|System: DS, PS3, PC, Xbox 360, Wii, PSP|
|Dev: Traveller's Tales|
|Pub: Disney Interactive Studios|
|Release: May 2011|
|Screen Resolution: N/A|
by James Trujillo
The bricks are back, and this time it is Jack Sparrow and his motley crew that are getting the LEGO treatment. With past adventure franchises like Star Wars and Indiana Jones, it was only a matter of time before Pirates of the Caribbean were added to the ranks. Over seventy characters from across all three films, plus the soon to be released fourth film, Pirates of the Caribbean: On Stranger Tides, will be making an appearance.
We recently sat in on a short demo presentation with TT Games to get a rundown on the latest additions in the LEGO series. With a significantly larger focus on pirates, TT Games wanted to bring out a few basic gameplay elements that were specific to the new theme. The first was something they called Buccaneering. This was their general term for the platforming elements of the game. Things like swinging from ropes, climbing up riggings, and even walking planks, will all be a part of the fundamental gameplay; but they also wanted to take things a step further.
Certain sections will be on what the developer called "LEGO rails," which allow players to lock-on to specific areas for dueling, swinging from ledge to ledge, or executing a variety of other activities while remaining safe from the pitfalls of standard platforming. This sounds like a new addition that will certainly bring LEGO's adventurous side to the forefront, and could make for some thrilling in-game sequences taken straight from the films.
Another new aspect to their pirate gameplay is called Pirate Powers. These are elements that are a bit less dexterous than Buccaneering, but are essentially a set of new abilities for a wide array of characters. One such feature will be used when accessing the newly expanded water areas of the game. Characters will now have to worry about maintaining their breath when searching sunken ships in underwater segments. Objects from the environment will prolong this experience, but undead characters will obviously be unaffected.
Jack Sparrow will also have a special ability to help with the progression of the game. His compass, which he finds in the film Dead Man's Chest, remains true to the mythos of the story to reveal his true heart's desire. This will grant the opportunity for players to locate additional treasures in the game or to help find the location of primary objectives. In addition to these added abilities, the developers have incorporated a new "crew" feature. This is basically a new way of swapping characters on the fly without needing to be in a close proximity, and can be done with up to a party of eight characters.
Lastly, they've also included the new element of Curses. These will primarily be featured to expand the free-play portion of the game. For example, the crew of The Flying Dutchmen will be able to access specific areas that are unreachable by normal means. This is due to their ability to become a part of particular areas within the ship, but they will also be hindered slightly because of their vulnerability to moonlight.

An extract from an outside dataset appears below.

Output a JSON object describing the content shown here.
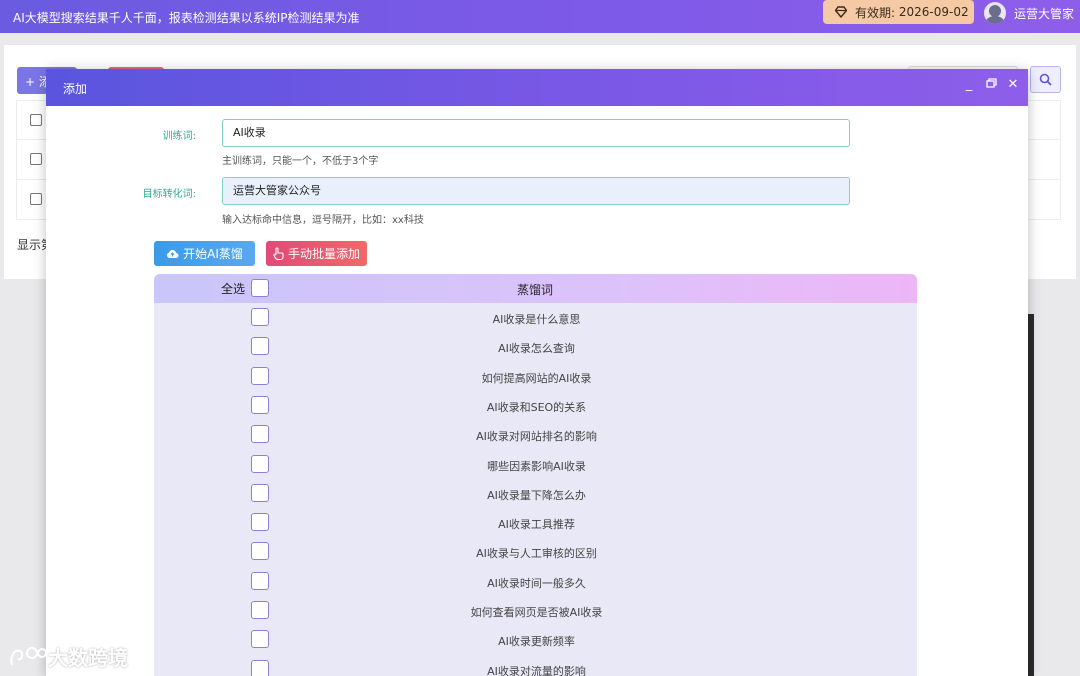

The main level we were shown was from the film Dead Man's Chest, and gave a great sense of how they plan to implement a bit of quirky action into the story. Jack was among the natives on the island of Pelegosto, much like in the film, and it was up to Will Turner to come to his aid. The section kicked off with the two heroes in round vine cages, apparently after Will's failed rescue attempt, as they proceeded to roll down various pathways in order to escape. They were, in essence, inside of giant hamster wheels; avoiding traps and tumbling debris, while attempting to outrun the natives. It was a quirky gameplay moment in a typical LEGO fashion, and was actually quite amusing.
The puzzles felt a bit more interesting as well. There was a moment when Jack and Will had to roll their cages inside giant turning wheels in order to move each other up to higher platforms. It seemed more complex than previous games, as there was a great deal of timing involved, in addition to an obvious need for communication between co-op partners.
Even though it was still an early build of the game, it looked promising. There was no music to accompany the gameplay, and many placeholder textures were still present. It was hard to get a general idea on the overall polish of the final product, but if their previous games are any indication, we should expect nothing less than a deeply fun and eccentric experience. LEGO Pirates of the Caribbean: The Video Game is targeting a delivery to coincide with the release of the fourth film, On Stranger Tides, which is expected this year in May 2011.
CCC Freelance Writer